There was, however, an important inhibitor to the success of orange exports long distance: the tendency of the fruit to either freeze with existing ventilated box cars or to be lacking in ventilation in all-refrigerated cars.  Earl's solution, developed in 1890, when he was but 32 years old, was the C.F.X. ventilator-refrigerator car, used by the Continental Fruit Express company, which Earl formed to handle fruit shipments by the specific car he developed (rather than through his existing fruit company, which he intended to manage the ventilator-refrigerator car business.)  After a decade, Earl was bought out by Chicago's mighty food-producing giant, Armour and Company, for some $2.5 million.

Edwin Tobias Earl (1858-1919) was an investor in the
Chino Land and Water Company from 1905.

Earl almost immediately took some of his fortune and bought the Los Angeles Express, a newspaper of about thirty years' operation in the city, and he joined the ranks of powerful publishers in Los Angeles like Harrison Gray Otis and Harry Chandler of the Times and William Randolph Hearst of the Examiner (later the Herald-Examiner.)
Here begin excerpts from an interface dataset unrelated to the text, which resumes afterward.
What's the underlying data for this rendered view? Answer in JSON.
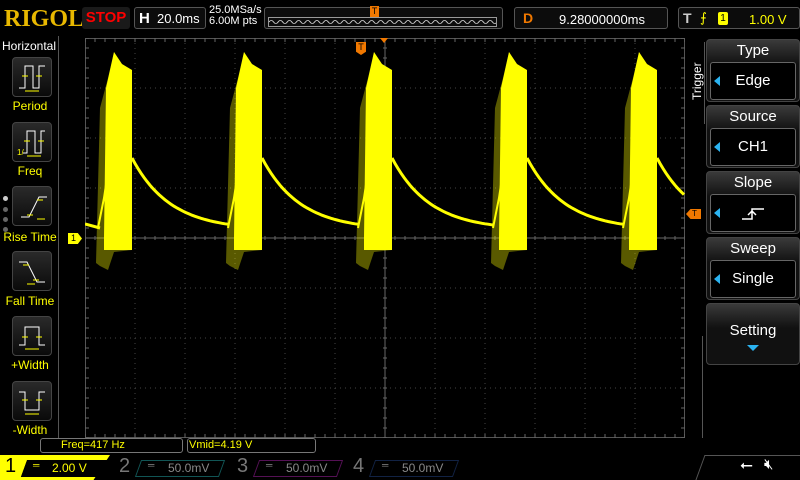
{
  "header": {
    "logo": "RIGOL",
    "run_state": "STOP",
    "horizontal_label": "H",
    "timebase": "20.0ms",
    "sample_rate": "25.0MSa/s",
    "memory_depth": "6.00M pts",
    "trigger_marker": "T",
    "delay_label": "D",
    "delay": "9.28000000ms",
    "trigger_label": "T",
    "trigger_edge": "rising-edge-icon",
    "trigger_source": "1",
    "trigger_level": "1.00 V"
  },
  "left_menu": {
    "title": "Horizontal",
    "items": [
      {
        "label": "Period",
        "icon": "period-icon"
      },
      {
        "label": "Freq",
        "icon": "freq-icon"
      },
      {
        "label": "Rise Time",
        "icon": "rise-time-icon"
      },
      {
        "label": "Fall Time",
        "icon": "fall-time-icon"
      },
      {
        "label": "+Width",
        "icon": "pos-width-icon"
      },
      {
        "label": "-Width",
        "icon": "neg-width-icon"
      }
    ]
  },
  "right_menu": {
    "title": "Trigger",
    "items": [
      {
        "label": "Type",
        "value": "Edge"
      },
      {
        "label": "Source",
        "value": "CH1"
      },
      {
        "label": "Slope",
        "value": "rising-edge-icon"
      },
      {
        "label": "Sweep",
        "value": "Single"
      },
      {
        "label": "Setting"
      }
    ]
  },
  "markers": {
    "ch1": "1",
    "trigger_level": "T"
  },
  "measurements": {
    "freq": "Freq=417 Hz",
    "vmid": "Vmid=4.19 V"
  },
  "channels": [
    {
      "num": "1",
      "scale": "2.00 V",
      "color": "#ffff00"
    },
    {
      "num": "2",
      "scale": "50.0mV",
      "color": "#00a0a0"
    },
    {
      "num": "3",
      "scale": "50.0mV",
      "color": "#c000c0"
    },
    {
      "num": "4",
      "scale": "50.0mV",
      "color": "#2060d0"
    }
  ],
  "status": {
    "usb": "usb-icon",
    "sound": "mute-icon"
  },
  "colors": {
    "ch1": "#ffff00",
    "trigger": "#f07800",
    "accent": "#2bb3f0"
  }
}
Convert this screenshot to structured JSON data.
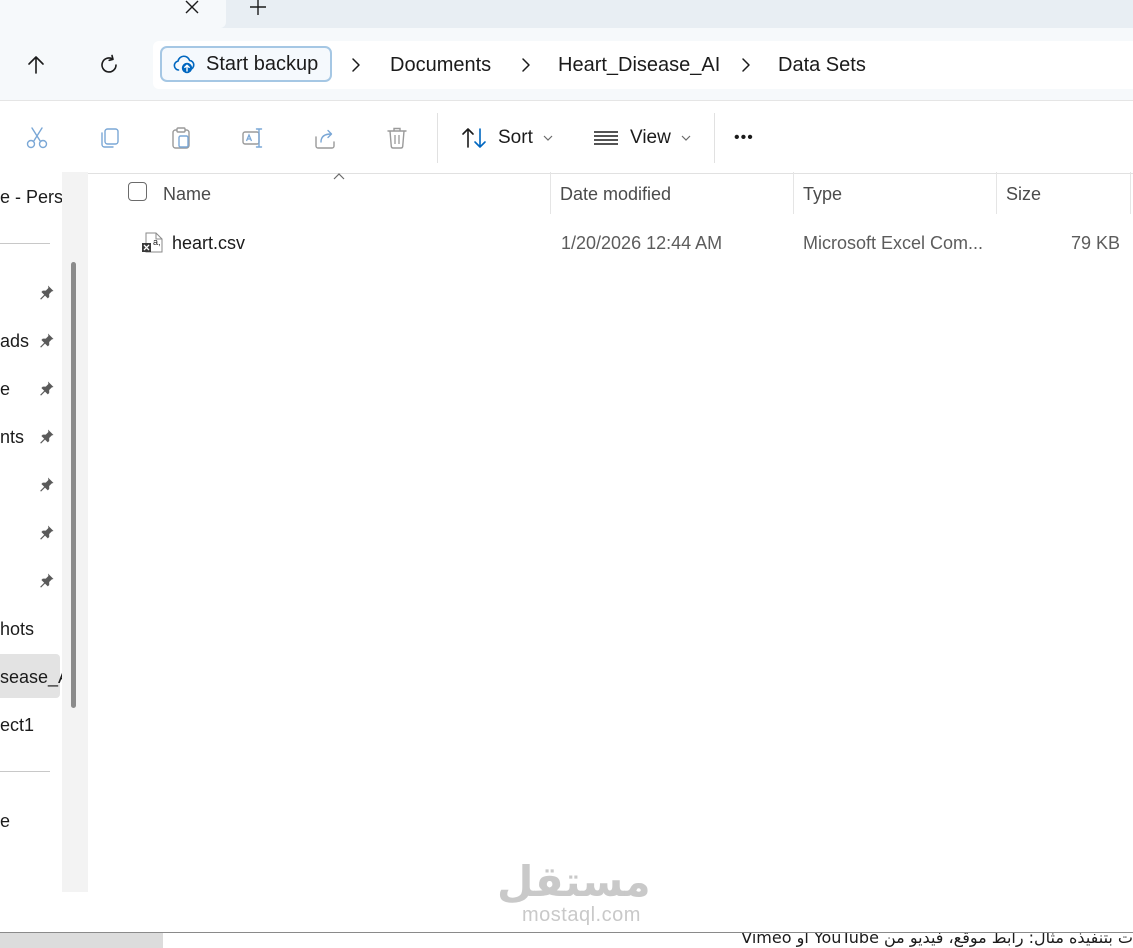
{
  "tabs": {
    "close_glyph": "✕",
    "new_tab_glyph": "+"
  },
  "address": {
    "backup_label": "Start backup",
    "crumbs": [
      "Documents",
      "Heart_Disease_AI",
      "Data Sets"
    ]
  },
  "toolbar": {
    "sort_label": "Sort",
    "view_label": "View",
    "more_label": "•••"
  },
  "nav": {
    "top_label": "e - Perso",
    "items": [
      {
        "label": "",
        "pinned": true
      },
      {
        "label": "ads",
        "pinned": true
      },
      {
        "label": "e",
        "pinned": true
      },
      {
        "label": "nts",
        "pinned": true
      },
      {
        "label": "",
        "pinned": true
      },
      {
        "label": "",
        "pinned": true
      },
      {
        "label": "",
        "pinned": true
      },
      {
        "label": "hots",
        "pinned": false
      },
      {
        "label": "sease_A",
        "pinned": false,
        "selected": true
      },
      {
        "label": "ect1",
        "pinned": false
      },
      {
        "label": "e",
        "pinned": false
      }
    ]
  },
  "details": {
    "columns": {
      "name": "Name",
      "date": "Date modified",
      "type": "Type",
      "size": "Size"
    },
    "rows": [
      {
        "name": "heart.csv",
        "date": "1/20/2026 12:44 AM",
        "type": "Microsoft Excel Com...",
        "size": "79 KB"
      }
    ]
  },
  "bottom": {
    "text": "ت بتنفيذه مثال: رابط موقع، فيديو من YouTube أو Vimeo"
  },
  "watermark": {
    "arabic": "مستقل",
    "latin": "mostaql.com"
  },
  "colors": {
    "accent": "#0067c0",
    "pin": "#5a5a5a",
    "backup_border": "#a5c7e4"
  }
}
Married to Emily Jarvis in 1884 with the couple having four children, Earl was a long-time resident of Wilshire Boulevard in the exclusive neighborhoods of west Los Angeles (his home was an early meeting place for the California Art Club, a noted arts organization started in the late 1920s).  He also bought a large ranch in today's La Cañada Flintridge that he called Alta Canyada.  This was later subdivided by Earl's son, Jarvis, who, in 1927, built a home intended as a model for the upscale residences he intended to bring to the community and which still stands today. 

He was also an investor, along with such notables as Harrison Gray Otis of the Times, Moses Sherman (Sherman Oaks developer), Leslie Brand (Title Guaranty and Trust Company executive and Glendale's Brand Library namesake), and railroad magnate Henry E. Huntington, in the San Fernando Mission Land Company, incorporated in 1905 (the year of the Chino ranch purchase) and which benefitted by the completion of the Los Angeles Aqueduct eight years later.  It was widely claimed that, because Sherman was a member of the Los Angeles Board of Water Commissioners, there was inside information he passed on to his associates so they could buy the land cheap before word of the aqueduct project became public and sell dear for a $5 million profit.

Earl, who considered himself a progressive Republican who was a major presence in Los Angeles politics, died in his Los Angeles home on 2 January 1919, at age 60.  His brother's son, Guy, Jr., took over ownership of the Los Angeles Express newspaper and also was owner of the early area radio station, KNX, still operating as an AM news station nearly 90 years later.  Guy Earl, Jr. sold the Express to William Randolph Hearst and the radio station to the Columbia Broadcasting System (it remains a CBS affiliate).


John Powers said...

Thank you for this sketch of E.T. Earl.

prs said...

Hi John, thanks for your two comments and I hope you've seen the small post about Torrance. In fact, I'll be mentioning him again soon relative to the Chino Ranch, so check back.

E. Tobias Earl said...

Thanks for the article. Edwin T Earl was my Grandfather and he led an eventful life.

prs said...

Hello Tobias, it's always great to have comments about the posts on the area's history and a bonus to have one from relatives and descendants. Earl was a fascinating figure who did a lot at a pretty young age. Thanks for visting!

Edwin Tobias Earl said...

Very cool my father jarvis earl had told me about him before being another edwin tobias earl was always interesting and still have hopes of being successful and look forward to doing my best to honor his name